Author: Peniel E. Joseph
Release Date: 2013-08-21
The Black Power Movement remains an enigma. Often misunderstood and ill-defined, this radical movement is now beginning to receive sustained and serious scholarly attention. Peniel Joseph has collected the freshest and most impressive list of contributors around to write original essays on the Black Power Movement. Taken together they provide a critical and much needed historical overview of the Black Power era. Offering important examples of undocumented histories of black liberation, this volume offers both powerful and poignant examples of 'Black Power Studies' scholarship.
Author: Raymond R. Sommerville
Publisher: Mercer University Press
Release Date: 2004-01-01

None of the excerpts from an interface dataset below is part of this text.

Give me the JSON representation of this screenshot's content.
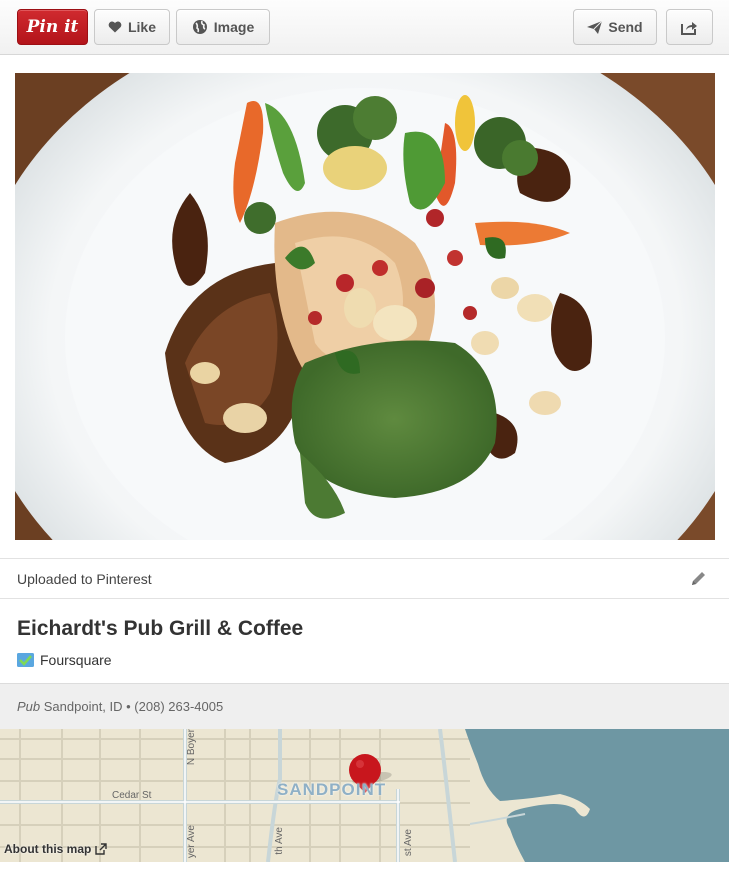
{
  "toolbar": {
    "pin_label": "Pin it",
    "like_label": "Like",
    "image_label": "Image",
    "send_label": "Send"
  },
  "source": {
    "text": "Uploaded to Pinterest"
  },
  "place": {
    "name": "Eichardt's Pub Grill & Coffee",
    "provider": "Foursquare",
    "category": "Pub",
    "location_phone": " Sandpoint, ID • (208) 263-4005"
  },
  "map": {
    "town": "SANDPOINT",
    "streets": {
      "cedar": "Cedar St",
      "boyer": "N Boyer",
      "boyer_ave": "yer Ave",
      "fifth": "th Ave",
      "first": "st Ave"
    },
    "about_link": "About this map"
  },
  "colors": {
    "pin_red": "#c8161d",
    "water": "#6e97a3",
    "land": "#ece6d2"
  }
}
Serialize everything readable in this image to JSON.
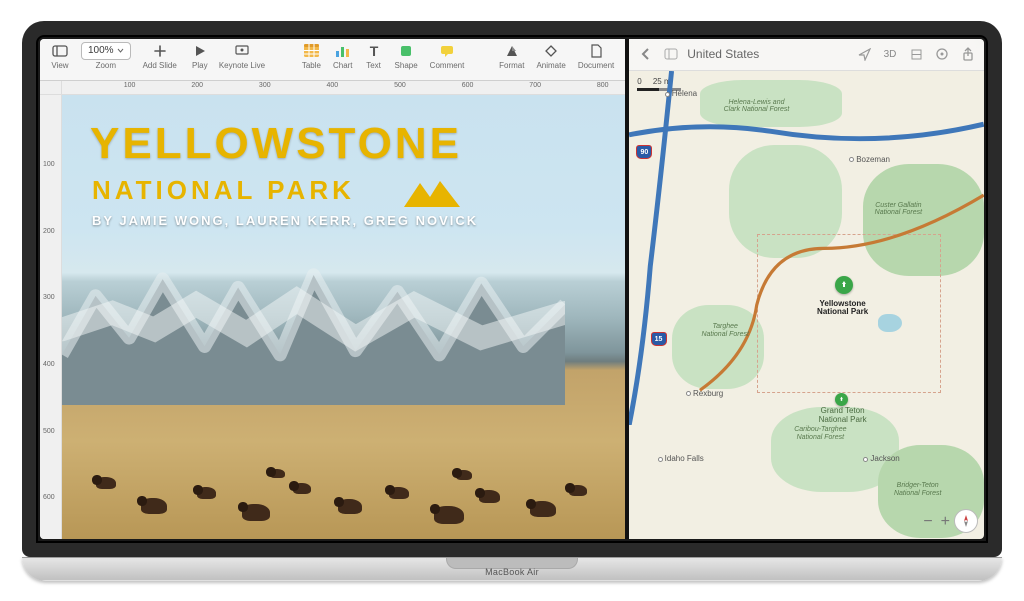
{
  "device": {
    "brand": "MacBook Air"
  },
  "keynote": {
    "toolbar": {
      "view": "View",
      "zoom_value": "100%",
      "zoom_label": "Zoom",
      "add_slide": "Add Slide",
      "play": "Play",
      "keynote_live": "Keynote Live",
      "table": "Table",
      "chart": "Chart",
      "text": "Text",
      "shape": "Shape",
      "comment": "Comment",
      "format": "Format",
      "animate": "Animate",
      "document": "Document"
    },
    "ruler": {
      "h_ticks": [
        "100",
        "200",
        "300",
        "400",
        "500",
        "600",
        "700",
        "800"
      ],
      "v_ticks": [
        "100",
        "200",
        "300",
        "400",
        "500",
        "600"
      ]
    },
    "slide": {
      "title": "YELLOWSTONE",
      "subtitle": "NATIONAL PARK",
      "byline": "BY JAMIE WONG, LAUREN KERR, GREG NOVICK"
    }
  },
  "maps": {
    "location_title": "United States",
    "buttons": {
      "mode_3d": "3D"
    },
    "scale": {
      "left": "0",
      "right": "25 mi"
    },
    "cities": {
      "helena": "Helena",
      "bozeman": "Bozeman",
      "rexburg": "Rexburg",
      "idaho_falls": "Idaho Falls",
      "jackson": "Jackson"
    },
    "forests": {
      "helena_lc": "Helena-Lewis and Clark National Forest",
      "custer": "Custer Gallatin National Forest",
      "targhee": "Targhee National Forest",
      "caribou": "Caribou-Targhee National Forest",
      "bridger": "Bridger-Teton National Forest"
    },
    "parks": {
      "yellowstone": "Yellowstone National Park",
      "grand_teton": "Grand Teton National Park"
    },
    "shields": {
      "i90": "90",
      "i15": "15"
    }
  }
}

The Christian Methodist Episcopal Church was an important part of the historic freedom struggles of African Americans from Reconstruction to the Civil Rights movement. This fight for equality and freedom can be seen clearly in the denomination's evolving social and ecumenical consciousness. The denomination's very name changed from "Colored" to "Christian" in 1954, but the denomination did not join the struggle late. Rather, the CME was a critical participant from the days following the Civil War. At times, the Church was at odds with their white Methodist counterparts and in solidarity with other African-American denominations on issues of racial desegregation and the role of social protest in religion.Raymond Sommerville's important book discusses the relationship between Martin Luther King, Jr. and the Southern Christian Leadership Conference and the CME. While King and others received most of the headlines during the Civil Rights Era, the CME proved to be involved at all levels and equally important in all they did. With its strategic location in the South and its long history of ecumenical involvement, the CME Church emerged as a leading advocate of ecumenical civil rights activism. Previous interpretations asserted that the CME was apolitical and accomodationist or that it was more progressive than it was. Sommerville presents a more nuanced account of how a church of largely former slaves emancipated itself from the constraints of white Methodist paternalism and Jim Crow racism to emerge as a progressive force of racial justice and ecumenism in the South and beyond. Sommerville examines major centers of the CME -- Nashville, Birmingham, Memphis, Atlanta -- and selected leaders inthe South in charting the gradual metamorphosis of the former CME as a largely nonpolitical body of former slaves in 1870 to a more politically active denomination at the apex of the modern Civil Rights movement in the 1960
Ella Josephine Baker was among the most influential strategists of the most important social movement in modern US history, the civil rights movement. In this book, historian J. Todd Moye masterfully reconstructs Baker’s life and contribution for a new generation of readers.